State bond to fund Spirit Mountain and NorShor projectsGov. Mark Dayton lent his support to about $1 billion in proposed bond financing today, including projects at Spirit Mountain and the NorShor Theatre.
By: Peter Passi, Duluth News Tribune
Gov. Mark Dayton lent his support to about $1 billion in proposed bond financing today, including two of three projects under consideration in Duluth.
The package contains funding to renovate the NorShor Theatre in Duluth and to install a new system that would allow Spirit Mountain to draw water for its snow-making operations from St. Louis Bay. But the governor’s proposal would provide no money to support a restoration of Wade Stadium.
The city of Duluth had sought bond funding to cover half the anticipated $11.4 million cost of rejuvenating Wade — one of only three surviving brick stadiums built during the Depression by laborers in the employ of the federal Works Progress Administration.
“We’re thrilled and grateful that Spirit Mountain and the NorShor Theatre made the governor’s list of recommended projects, but of course we’re disappointed Wade Stadium didn’t make the cut,” said Daniel Fanning, communications director for the city of Duluth. “All three projects are very important to our city, and we will continue to push hard for them in the House and Senate.”
Even though Dayton didn’t support the request to fund work at Wade, Sen. Roger Reinert, DFL- Duluth, noted that the state legislature will put together the actual bonding bill.
“The governor proposes, and the Legislature disposes,” he said.

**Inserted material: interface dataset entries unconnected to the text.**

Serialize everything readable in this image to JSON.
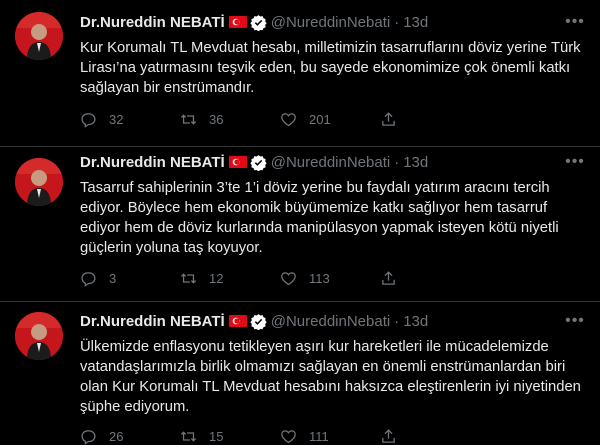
{
  "tweets": [
    {
      "name": "Dr.Nureddin NEBATİ",
      "handle": "@NureddinNebati",
      "separator": "·",
      "time": "13d",
      "text": "Kur Korumalı TL Mevduat hesabı, milletimizin tasarruflarını döviz yerine Türk Lirası’na yatırmasını teşvik eden, bu sayede ekonomimize çok önemli katkı sağlayan bir enstrümandır.",
      "replies": "32",
      "retweets": "36",
      "likes": "201"
    },
    {
      "name": "Dr.Nureddin NEBATİ",
      "handle": "@NureddinNebati",
      "separator": "·",
      "time": "13d",
      "text": "Tasarruf sahiplerinin 3’te 1’i döviz yerine bu faydalı yatırım aracını tercih ediyor. Böylece hem ekonomik büyümemize katkı sağlıyor hem tasarruf ediyor hem de döviz kurlarında manipülasyon yapmak isteyen kötü niyetli güçlerin yoluna taş koyuyor.",
      "replies": "3",
      "retweets": "12",
      "likes": "113"
    },
    {
      "name": "Dr.Nureddin NEBATİ",
      "handle": "@NureddinNebati",
      "separator": "·",
      "time": "13d",
      "text": "Ülkemizde enflasyonu tetikleyen aşırı kur hareketleri ile mücadelemizde vatandaşlarımızla birlik olmamızı sağlayan en önemli enstrümanlardan biri olan Kur Korumalı TL Mevduat hesabını haksızca eleştirenlerin iyi niyetinden şüphe ediyorum.",
      "replies": "26",
      "retweets": "15",
      "likes": "111"
    }
  ],
  "icons": {
    "reply": "reply-icon",
    "retweet": "retweet-icon",
    "like": "heart-icon",
    "share": "share-icon",
    "more": "more-icon",
    "verified": "verified-badge-icon",
    "flag": "turkey-flag-icon"
  },
  "colors": {
    "background": "#000000",
    "text": "#e7e9ea",
    "muted": "#71767b",
    "divider": "#2f3336",
    "flag_red": "#e30a17"
  }
}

Reinert pointed out that a number of legislators from other parts of the state have toured Wade to get a first-hand view of its deterioration, including a portion of brick wall that collapsed last March.
“I think the issue with the wall really amplified the need to do something,” Reinert said of the case to be made for renovations at Wade.

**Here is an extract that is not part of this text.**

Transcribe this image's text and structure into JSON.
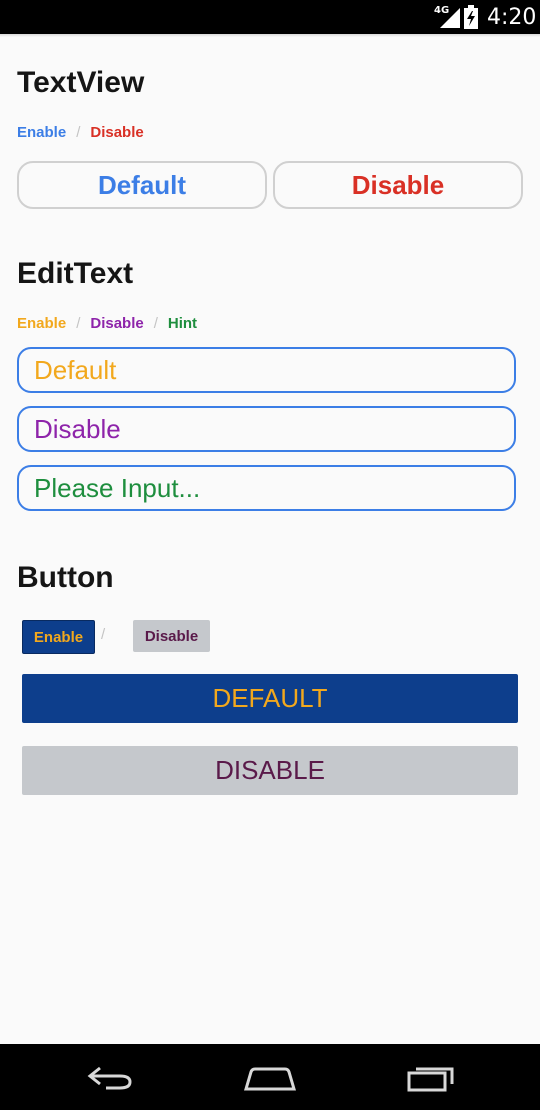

Rep. Erik Simonson, DFL-Duluth, said he remains confident that the bonding bill finally put together in the House this spring will include funding for all three of the projects the city identified as its top priorities.
Fanning said the city may seek a smaller installment of funding for the Wade to address the stadium’s most pressing needs, such as emergency brick-work, a new playing field with improved drainage and better lighting for night games. He said Duluth could then return to the Legislature seeking the funds necessary to complete work on the stadium when the next bonding bill is put together.
Simonson offered support for the city’s fallback stance on Wade, calling it “strategically smart.”
“If we can’t get funding for the whole thing this year, let’s at least go forward with what’s most important,” Simonson said. “We need to prevent further damage at the bare minimum.”
Dayton did back $6.95 million in bond financing to help renovate the NorShor Theatre in Duluth and $3.4 million to install a system that would enable Spirit Mountain to pump water from St. Louis Bay to its snow-making equipment.
The ski hill currently feeds its snow guns with treated city tap-water. Spirit Mountain expects to boost its snow-making capacity and substantially reduce its bills by disconnecting equipment from the city water system. The total cost of the project is expected to be $4.5 million, with Spirit Mountain picking up an additional tab for $1.1 million.
The total cost of the NorShor project is expected to top $22 million, according to Kevin Walli, Duluth’s legislative lobbyist. Most of the remaining $15.5 million in non-state funding will come in the form of federal tax credits and equity investment by the developer, Sherman Associates. The Duluth Economic Development Authority also has already made an investment of about $2.2 million in the restoration project, according to David Montgomery, Duluth’s chief administrative officer.